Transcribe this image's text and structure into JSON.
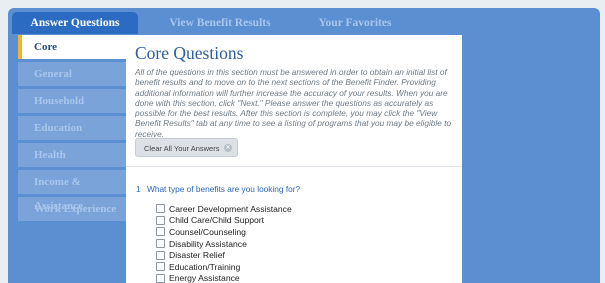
{
  "tabs": [
    "Answer Questions",
    "View Benefit Results",
    "Your Favorites"
  ],
  "sidebar": {
    "items": [
      {
        "label": "Core",
        "active": true
      },
      {
        "label": "General",
        "active": false
      },
      {
        "label": "Household",
        "active": false
      },
      {
        "label": "Education",
        "active": false
      },
      {
        "label": "Health",
        "active": false
      },
      {
        "label": "Income & Assistance",
        "active": false
      },
      {
        "label": "Work Experience",
        "active": false
      }
    ]
  },
  "main": {
    "title": "Core Questions",
    "intro": "All of the questions in this section must be answered in order to obtain an initial list of benefit results and to move on to the next sections of the Benefit Finder. Providing additional information will further increase the accuracy of your results. When you are done with this section, click \"Next.\" Please answer the questions as accurately as possible for the best results. After this section is complete, you may click the \"View Benefit Results\" tab at any time to see a listing of programs that you may be eligible to receive.",
    "clear_button": "Clear All Your Answers",
    "question": {
      "number": "1",
      "text": "What type of benefits are you looking for?",
      "options": [
        "Career Development Assistance",
        "Child Care/Child Support",
        "Counsel/Counseling",
        "Disability Assistance",
        "Disaster Relief",
        "Education/Training",
        "Energy Assistance"
      ]
    }
  },
  "colors": {
    "frame": "#5b8fd2",
    "active_tab": "#2b6cc2",
    "accent": "#f4b32a"
  }
}
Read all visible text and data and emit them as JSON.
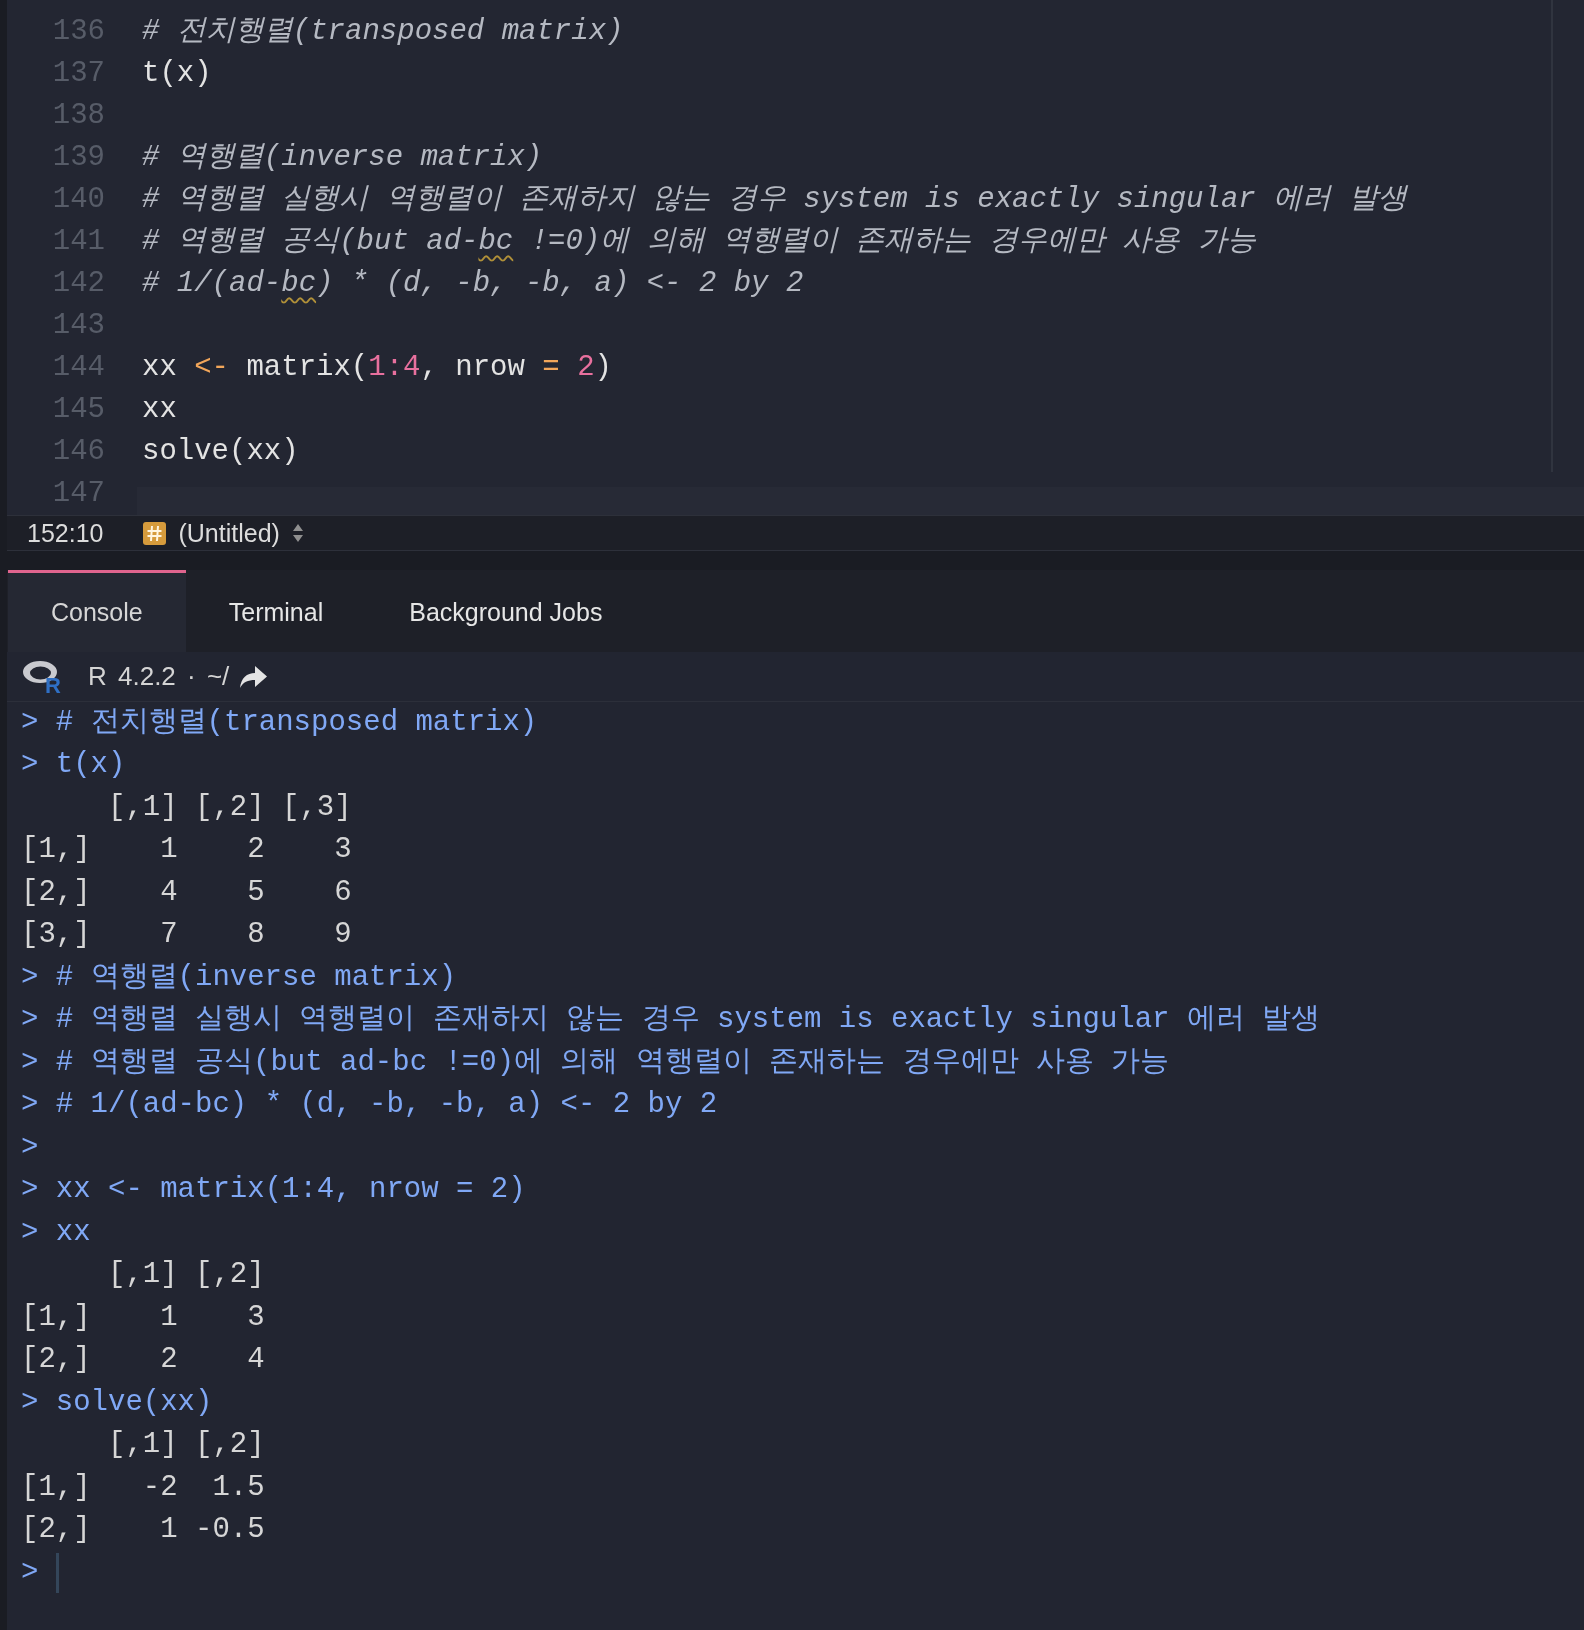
{
  "editor": {
    "lines": [
      {
        "number": "136",
        "tokens": [
          {
            "text": "# 전치행렬(transposed matrix)",
            "kind": "comment"
          }
        ]
      },
      {
        "number": "137",
        "tokens": [
          {
            "text": "t(x)",
            "kind": "plain"
          }
        ]
      },
      {
        "number": "138"
      },
      {
        "number": "139",
        "tokens": [
          {
            "text": "# 역행렬(inverse matrix)",
            "kind": "comment"
          }
        ]
      },
      {
        "number": "140",
        "tokens": [
          {
            "text": "# 역행렬 실행시 역행렬이 존재하지 않는 경우 system is exactly singular 에러 발생",
            "kind": "comment"
          }
        ]
      },
      {
        "number": "141",
        "tokens": [
          {
            "text": "# 역행렬 공식(but ad-",
            "kind": "comment"
          },
          {
            "text": "bc",
            "kind": "misspelled"
          },
          {
            "text": " !=0)에 의해 역행렬이 존재하는 경우에만 사용 가능",
            "kind": "comment"
          }
        ]
      },
      {
        "number": "142",
        "tokens": [
          {
            "text": "# 1/(ad-",
            "kind": "comment"
          },
          {
            "text": "bc",
            "kind": "misspelled"
          },
          {
            "text": ") * (d, -b, -b, a) <- 2 by 2",
            "kind": "comment"
          }
        ]
      },
      {
        "number": "143"
      },
      {
        "number": "144",
        "tokens": [
          {
            "text": "xx ",
            "kind": "plain"
          },
          {
            "text": "<-",
            "kind": "operator"
          },
          {
            "text": " matrix(",
            "kind": "plain"
          },
          {
            "text": "1:4",
            "kind": "number"
          },
          {
            "text": ", nrow ",
            "kind": "plain"
          },
          {
            "text": "= ",
            "kind": "operator"
          },
          {
            "text": "2",
            "kind": "number"
          },
          {
            "text": ")",
            "kind": "plain"
          }
        ]
      },
      {
        "number": "145",
        "tokens": [
          {
            "text": "xx",
            "kind": "plain"
          }
        ]
      },
      {
        "number": "146",
        "tokens": [
          {
            "text": "solve(xx)",
            "kind": "plain"
          }
        ]
      },
      {
        "number": "147"
      }
    ]
  },
  "status_bar": {
    "position": "152:10",
    "document": "(Untitled)"
  },
  "tabs": [
    {
      "label": "Console",
      "selected": true
    },
    {
      "label": "Terminal",
      "selected": false
    },
    {
      "label": "Background Jobs",
      "selected": false
    }
  ],
  "console": {
    "header": {
      "logo_letter": "R",
      "version": "R 4.2.2 · ~/"
    },
    "lines": [
      {
        "kind": "input",
        "prompt": ">",
        "text": "# 전치행렬(transposed matrix)"
      },
      {
        "kind": "input",
        "prompt": ">",
        "text": "t(x)"
      },
      {
        "kind": "matrix",
        "columns": [
          "[,1]",
          "[,2]",
          "[,3]"
        ],
        "rows": [
          {
            "label": "[1,]",
            "values": [
              "1",
              "2",
              "3"
            ]
          },
          {
            "label": "[2,]",
            "values": [
              "4",
              "5",
              "6"
            ]
          },
          {
            "label": "[3,]",
            "values": [
              "7",
              "8",
              "9"
            ]
          }
        ]
      },
      {
        "kind": "input",
        "prompt": ">",
        "text": "# 역행렬(inverse matrix)"
      },
      {
        "kind": "input",
        "prompt": ">",
        "text": "# 역행렬 실행시 역행렬이 존재하지 않는 경우 system is exactly singular 에러 발생"
      },
      {
        "kind": "input",
        "prompt": ">",
        "text": "# 역행렬 공식(but ad-bc !=0)에 의해 역행렬이 존재하는 경우에만 사용 가능"
      },
      {
        "kind": "input",
        "prompt": ">",
        "text": "# 1/(ad-bc) * (d, -b, -b, a) <- 2 by 2"
      },
      {
        "kind": "input",
        "prompt": ">"
      },
      {
        "kind": "input",
        "prompt": ">",
        "text": "xx <- matrix(1:4, nrow = 2)"
      },
      {
        "kind": "input",
        "prompt": ">",
        "text": "xx"
      },
      {
        "kind": "matrix",
        "columns": [
          "[,1]",
          "[,2]"
        ],
        "rows": [
          {
            "label": "[1,]",
            "values": [
              "1",
              "3"
            ]
          },
          {
            "label": "[2,]",
            "values": [
              "2",
              "4"
            ]
          }
        ]
      },
      {
        "kind": "input",
        "prompt": ">",
        "text": "solve(xx)"
      },
      {
        "kind": "matrix",
        "columns": [
          "[,1]",
          "[,2]"
        ],
        "rows": [
          {
            "label": "[1,]",
            "values": [
              "-2",
              "1.5"
            ]
          },
          {
            "label": "[2,]",
            "values": [
              "1",
              "-0.5"
            ]
          }
        ]
      },
      {
        "kind": "prompt",
        "prompt": ">"
      }
    ]
  }
}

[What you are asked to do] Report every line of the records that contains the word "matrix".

[Response]
            "text": "# 전치행렬(transposed matrix)",
            "text": "# 역행렬(inverse matrix)",
            "text": " matrix(",
        "text": "# 전치행렬(transposed matrix)"
        "kind": "matrix",
        "text": "# 역행렬(inverse matrix)"
        "text": "xx <- matrix(1:4, nrow = 2)"
        "kind": "matrix",
        "kind": "matrix",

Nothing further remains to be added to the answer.